Architects All Our Gods Have Abandoned Us

Architects All Our Gods Have Abandoned Us
The latest LP from the UK's Architects, All Our Gods Have Abandoned Us, hits new lows of brutality for the band.
For the uninitiated, that's a good thing in this particular genre. The record is so goddamn heavy and fast it sounds like what one could only assume smoking crack cocaine with Northlane sounds like.
Listening through the album, you can tell that it will be a fun album to tour on, for both the band and fans, as every band member audibly pushes himself to be his best. Dan Searle's drums hit hard with blast beats leave you wondering if this isn't actually a rated-PG13 Nails record in disguise. Tom Searle and Adam Christianson's guitars and Alex Edwin Dean's bass parts are diverse and interesting, playing on familiar djent-y, metalcore notions while putting new twists on ideas and weaving around each other like synchronized swimmers. The lyrics throughout are heartfelt and smart, with clean vocals few and far between but well placed and well executed by Sam Carter.
The overall feel of the tracks varies only slightly throughout, but the band hold sovereignty over your ears with their speed and composition, making sure that you'll be head-bobbing and shoulder rowing until you slip a disk.
"Phantom Fear" is the standout track, featuring one of the most instrumentally interesting breakdowns I've heard in recent years, featuring Carter's callout of, "This is a failed state," then, "No love, no empathy!" The last song is superfluous — the band's message has been drilled far enough into our skulls by that point — and "Momento Mori" is just a bit too far away from the scene they worked so hard to build.
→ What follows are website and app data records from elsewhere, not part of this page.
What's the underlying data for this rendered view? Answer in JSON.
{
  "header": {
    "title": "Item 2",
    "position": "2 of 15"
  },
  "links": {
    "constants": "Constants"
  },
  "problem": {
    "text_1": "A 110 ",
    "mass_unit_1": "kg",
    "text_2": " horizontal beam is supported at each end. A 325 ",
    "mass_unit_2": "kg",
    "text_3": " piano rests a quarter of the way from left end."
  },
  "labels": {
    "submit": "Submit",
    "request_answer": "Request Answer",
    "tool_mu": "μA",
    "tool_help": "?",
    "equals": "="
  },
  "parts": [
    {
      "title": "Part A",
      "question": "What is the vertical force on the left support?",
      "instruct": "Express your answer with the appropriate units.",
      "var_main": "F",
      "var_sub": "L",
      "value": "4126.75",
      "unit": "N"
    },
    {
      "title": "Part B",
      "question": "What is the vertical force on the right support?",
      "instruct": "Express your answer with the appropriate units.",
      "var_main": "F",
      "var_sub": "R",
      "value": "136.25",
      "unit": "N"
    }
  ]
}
Though, given its length, it might make a solid EP on its own.
If All Our Gods Have Abandoned Us was an Olympic gymnastic performance, it would have nailed the double backflip but stumbled just a bit on the landing, leaving onlookers blown away by the trick and barely remembering that last wobble. (Epitaph)